What You Need To Know:
THUNDERSTRUCK is clearly aimed at boys who dream of being a star. It’s enjoyable to see the klutzy guy become the star, only to wind up learning a lesson about the dangers of pride. Caution is advised for the magical element in THUNDERSTRUCK.
(Pa, B, V, M) Light mixed pagan worldview featuring a magical event of a magical transfer of athletic ability from a professional basketball star to a bumbling towel boy on a high school basketball team with a moral message about humility being better than pride, but at the height of the young man’s display of pride he announces he is a “basketball god,” but he is quickly corrected and put on a path back to humility which, to his credit, he chooses; no actual obscenity or profanity but the milder equivalents of “jerk,” “Holy crap” are each used once; some intentional pushing and shoving in a basketball game but no other violence; no sex; no nudity, but there are girls in bikinis at a party and scantily clad professional basketball cheerleaders; no drinking; no smoking or drugs; and, some instances where high school students take pleasure in ridiculing other students.

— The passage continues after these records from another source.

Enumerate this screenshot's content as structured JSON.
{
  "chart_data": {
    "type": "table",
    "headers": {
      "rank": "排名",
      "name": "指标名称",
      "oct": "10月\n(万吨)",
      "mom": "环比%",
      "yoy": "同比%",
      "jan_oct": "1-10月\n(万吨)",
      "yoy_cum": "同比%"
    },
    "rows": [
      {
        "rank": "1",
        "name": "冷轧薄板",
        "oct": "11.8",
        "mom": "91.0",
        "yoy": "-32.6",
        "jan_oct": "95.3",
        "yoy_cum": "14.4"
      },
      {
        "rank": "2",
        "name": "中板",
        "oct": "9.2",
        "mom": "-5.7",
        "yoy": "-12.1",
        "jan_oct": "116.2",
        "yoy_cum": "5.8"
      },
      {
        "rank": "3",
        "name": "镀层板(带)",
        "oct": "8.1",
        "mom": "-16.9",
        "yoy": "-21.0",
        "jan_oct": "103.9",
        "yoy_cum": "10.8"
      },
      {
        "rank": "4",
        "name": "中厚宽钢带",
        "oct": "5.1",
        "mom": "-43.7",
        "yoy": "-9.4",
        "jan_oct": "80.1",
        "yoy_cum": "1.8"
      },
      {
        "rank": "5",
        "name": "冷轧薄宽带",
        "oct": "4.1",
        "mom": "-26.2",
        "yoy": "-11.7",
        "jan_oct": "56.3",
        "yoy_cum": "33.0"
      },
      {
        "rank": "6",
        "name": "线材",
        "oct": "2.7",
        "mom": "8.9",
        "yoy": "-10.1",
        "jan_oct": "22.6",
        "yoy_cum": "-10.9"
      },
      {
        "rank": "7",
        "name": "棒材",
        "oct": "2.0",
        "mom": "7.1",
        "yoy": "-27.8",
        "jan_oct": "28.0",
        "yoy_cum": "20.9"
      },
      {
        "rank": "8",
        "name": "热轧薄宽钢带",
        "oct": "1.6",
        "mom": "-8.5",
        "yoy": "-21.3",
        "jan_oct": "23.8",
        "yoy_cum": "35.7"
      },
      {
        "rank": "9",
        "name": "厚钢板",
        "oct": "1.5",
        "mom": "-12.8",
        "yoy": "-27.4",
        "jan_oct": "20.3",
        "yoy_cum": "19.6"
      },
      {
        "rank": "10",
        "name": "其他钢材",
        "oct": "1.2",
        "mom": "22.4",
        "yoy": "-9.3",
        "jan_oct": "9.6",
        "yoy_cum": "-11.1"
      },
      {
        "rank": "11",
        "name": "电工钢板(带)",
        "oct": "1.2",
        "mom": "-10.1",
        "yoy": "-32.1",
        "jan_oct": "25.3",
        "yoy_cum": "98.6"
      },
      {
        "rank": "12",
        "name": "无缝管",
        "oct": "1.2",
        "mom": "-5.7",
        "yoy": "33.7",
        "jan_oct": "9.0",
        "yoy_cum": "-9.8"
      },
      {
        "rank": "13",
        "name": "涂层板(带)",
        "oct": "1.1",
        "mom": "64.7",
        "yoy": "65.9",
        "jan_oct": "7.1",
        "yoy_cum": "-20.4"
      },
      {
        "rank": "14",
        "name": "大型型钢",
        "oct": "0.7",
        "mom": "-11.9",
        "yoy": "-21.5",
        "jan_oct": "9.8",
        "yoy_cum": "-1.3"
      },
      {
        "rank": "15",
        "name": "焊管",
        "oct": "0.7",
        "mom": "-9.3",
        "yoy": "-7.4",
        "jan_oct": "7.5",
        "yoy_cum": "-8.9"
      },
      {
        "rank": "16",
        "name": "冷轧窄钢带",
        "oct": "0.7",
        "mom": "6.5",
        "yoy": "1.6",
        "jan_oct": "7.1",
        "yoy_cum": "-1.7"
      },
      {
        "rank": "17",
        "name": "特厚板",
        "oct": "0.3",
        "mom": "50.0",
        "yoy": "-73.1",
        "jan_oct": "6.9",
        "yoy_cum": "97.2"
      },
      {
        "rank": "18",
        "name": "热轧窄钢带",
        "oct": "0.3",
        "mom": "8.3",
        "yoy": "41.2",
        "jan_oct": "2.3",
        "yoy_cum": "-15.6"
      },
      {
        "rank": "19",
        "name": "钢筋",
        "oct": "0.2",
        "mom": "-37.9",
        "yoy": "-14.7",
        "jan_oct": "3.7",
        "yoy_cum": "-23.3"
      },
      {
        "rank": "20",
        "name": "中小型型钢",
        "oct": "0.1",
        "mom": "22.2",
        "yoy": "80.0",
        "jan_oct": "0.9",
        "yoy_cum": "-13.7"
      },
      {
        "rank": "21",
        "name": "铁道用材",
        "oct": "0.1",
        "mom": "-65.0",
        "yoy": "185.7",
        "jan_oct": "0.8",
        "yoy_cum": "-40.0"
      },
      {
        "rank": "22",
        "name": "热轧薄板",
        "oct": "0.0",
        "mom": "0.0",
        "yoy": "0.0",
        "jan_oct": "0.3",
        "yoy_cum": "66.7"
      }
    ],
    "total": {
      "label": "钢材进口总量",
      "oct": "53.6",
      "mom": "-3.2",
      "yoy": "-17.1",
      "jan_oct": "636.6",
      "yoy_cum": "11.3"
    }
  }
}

THUNDERSTRUCK is a sports comedy about a magical transfer of athletic ability from Oklahoma City basketball star Kevin Durant to a bumbling towel boy on a high school basketball team. With a mild warning about a few insulting comments and the existence of the magic element, the movie is to be commended for its message that humility is better than pride.
The movie opens by contrasting the complete athletic ineptitude of Brian (Taylor Gray) with the astounding abilities of Kevin Durant. Brian is made the laughing stock of his school when videos of his spectacular inabilities are played in the lunchroom just as he approaches the beautiful new girl at the school, Isabel (Tristin Mays).
Brian’s Dad tries to make him feel better by taking him to an Oklahoma City Thunder game. Brian wins the chance to attempt a half-court shot for $20,000. His shot is so far off it hits the mascot, but this leads to an opportunity to receive a signed basketball handed to him by Kevin Durant. In the course of the exchange, Brian wishes he had Kevin’s talent and a magical transfer occurs. Kevin becomes inept, and Brian suddenly can do astounding things with a basketball.
Those who enjoyed mocking Brian in the past are left in his tracks. He goes from towel boy to star, to ball hog, to such a snoot he calls himself a “basketball god.” In the process, his team wins a lot of games, but he loses his old friends and turns off Isabel, whom he’s tried so hard to impress. Meanwhile, Kevin Durant goes into something far worse than a slump. He’s ridiculed for his horrible play, but through it all just works and works to try to get back “his game.”
THUNDERSTRUCK is clearly aimed at young boys who dream of being a star. Slow in a few places, it’s enjoyable to see the klutz become the star only to learn a lesson about the dangers of pride. Caution is advised for younger children because of the high school setting and the magical transfer.